May 25, 2017 | Forbes
by: David Martin
Read on: www.forbes.com
For many companies in "corporate America," choosing the right office space has long been about securing the most efficient space, the most convenient parking, and the highest-grade finishes in shiny skyscrapers near a city’s central business district. But now, as Millennials and young executives become the dominant generation in the American workforce, we’re seeing companies ditch corporate for cool.
Millennials, defined as 18-to-34-year-olds, now make up more than one-third of the U.S. workforce, accounting for the largest generation at work today. Because research indicates younger members of the workforce prefer utilizing public transit, walking to work over driving, and living and working within close proximity, it’s no surprise that urban areas have become the chosen home turf for millennials – and the companies seeking to hire them are following close behind.
More and more, major brands are foregoing sterile office towers for edgy workspace in areas that are walkable, home to trendy restaurants and bars, and close to accessible housing options. Developers are responding by building stylish office space suited for tenants ranging from entrepreneurial startups to Fortune 500 brands, a trend that’s giving birth to emerging neighborhoods across the country.
In Miami, we’re seeing this play out in two of the City’s hottest urban neighborhoods. Long-known for its bohemian laid-back lifestyle, Coconut Grove has come alive in recent years as a residential, dining and shopping hotspot home to big-name corporate brands like Virgin Hotels, Sony Music, General Electric and SapientNitro. Because the area has lacked purpose-built office space for so long, these companies have had no choice but to convert old shops, restaurants and even movie theaters into retrofitted office space.
Now, for the first time in 30 years, Coconut Grove is preparing to welcome three new office buildings, led by the mixed-use Mary Street complex.
A few miles away, in Miami’s once-blighted Wynwood district, we’ve seen decades-old warehouses enjoy second lives as makeshift offices home to companies like Revlon and GoPro. Today, we’re seeing conventional office developers take steps to transform this graffiti-covered haven for aspiring artists and creatives into a legitimate office market, with four new office buildings planned in the neighborhood for the first time ever.
Miami is not alone. In Chicago, developers have transformed the City’s Fulton Market district from a gritty industrial zone into a mixed-use neighborhood that’s capturing global brands like Google, McDonald’s and Dyson, the high-tech vacuum cleaner maker which announced it would relocate its US headquarters to the area later this year.
On the west coast, the once-overlooked Arts District in Downtown Los Angeles – better known as “DTLA” – has seen an influx of new restaurants, bars, hotels, and residences.
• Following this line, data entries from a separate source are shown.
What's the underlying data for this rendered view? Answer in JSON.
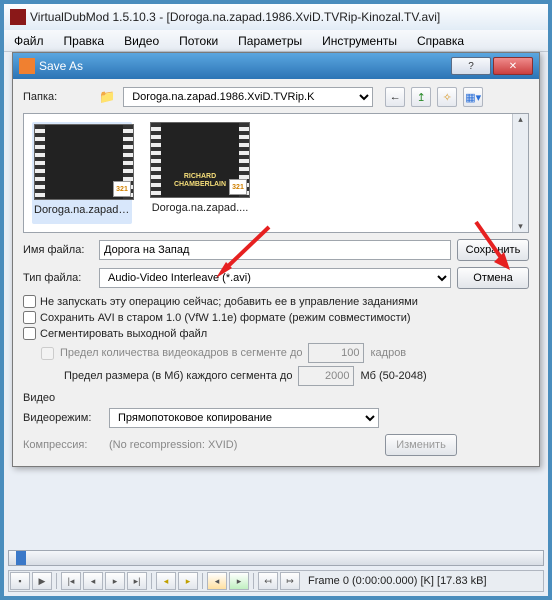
{
  "window": {
    "title": "VirtualDubMod 1.5.10.3 - [Doroga.na.zapad.1986.XviD.TVRip-Kinozal.TV.avi]"
  },
  "menu": [
    "Файл",
    "Правка",
    "Видео",
    "Потоки",
    "Параметры",
    "Инструменты",
    "Справка"
  ],
  "dialog": {
    "title": "Save As",
    "folder_label": "Папка:",
    "folder_value": "Doroga.na.zapad.1986.XviD.TVRip.K",
    "files": [
      {
        "name": "Doroga.na.zapad...."
      },
      {
        "name": "Doroga.na.zapad...."
      }
    ],
    "thumb2_text": "RICHARD CHAMBERLAIN",
    "badge_text": "321",
    "filename_label": "Имя файла:",
    "filename_value": "Дорога на Запад",
    "filetype_label": "Тип файла:",
    "filetype_value": "Audio-Video Interleave (*.avi)",
    "save_btn": "Сохранить",
    "cancel_btn": "Отмена",
    "chk_defer": "Не запускать эту операцию сейчас; добавить ее в управление заданиями",
    "chk_oldavi": "Сохранить AVI в старом 1.0 (VfW 1.1e) формате (режим совместимости)",
    "chk_segment": "Сегментировать выходной файл",
    "seg_frames_label": "Предел количества видеокадров в сегменте до",
    "seg_frames_value": "100",
    "seg_frames_suffix": "кадров",
    "seg_size_label": "Предел размера (в Мб) каждого сегмента до",
    "seg_size_value": "2000",
    "seg_size_suffix": "Мб (50-2048)",
    "video_header": "Видео",
    "videomode_label": "Видеорежим:",
    "videomode_value": "Прямопотоковое копирование",
    "compression_label": "Компрессия:",
    "compression_value": "(No recompression: XVID)",
    "change_btn": "Изменить"
  },
  "status": {
    "frame": "Frame 0 (0:00:00.000) [K] [17.83 kB]"
  }
}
Now, office developers and investors are preparing to welcome corporate blood into the mix. Following last October’s announcement that Warner Music Group will move hundreds of employees into a former auto plant in DTLA, big-time players like Hudson Pacific Properties, Atlas Capital, and Tishman Speyer are pouring millions into the area by converting old buildings into newly-designed office space.
Millennials and young executives have already changed the way real estate investors are planning residential and retail development and the way communities are bringing new neighborhoods to life. Now, as our workforce becomes younger, the office market is emerging as the next frontier in the race for capturing millennials.
On the west coast, the once-overlooked Arts District in Downtown Los Angeles – better known as “DTLA” – has seen an influx of new restaurants, bars, hotels and residences. Now, office developers and investors are preparing to welcome corporate blood into the mix. Following last October’s announcement that Warner Music Group will move hundreds of employees into a former auto plant in DTLA, big-time players like Hudson Pacific Properties, Atlas Capital and Tishman Speyer are pouring millions into the area by converting old buildings into newly-designed office space.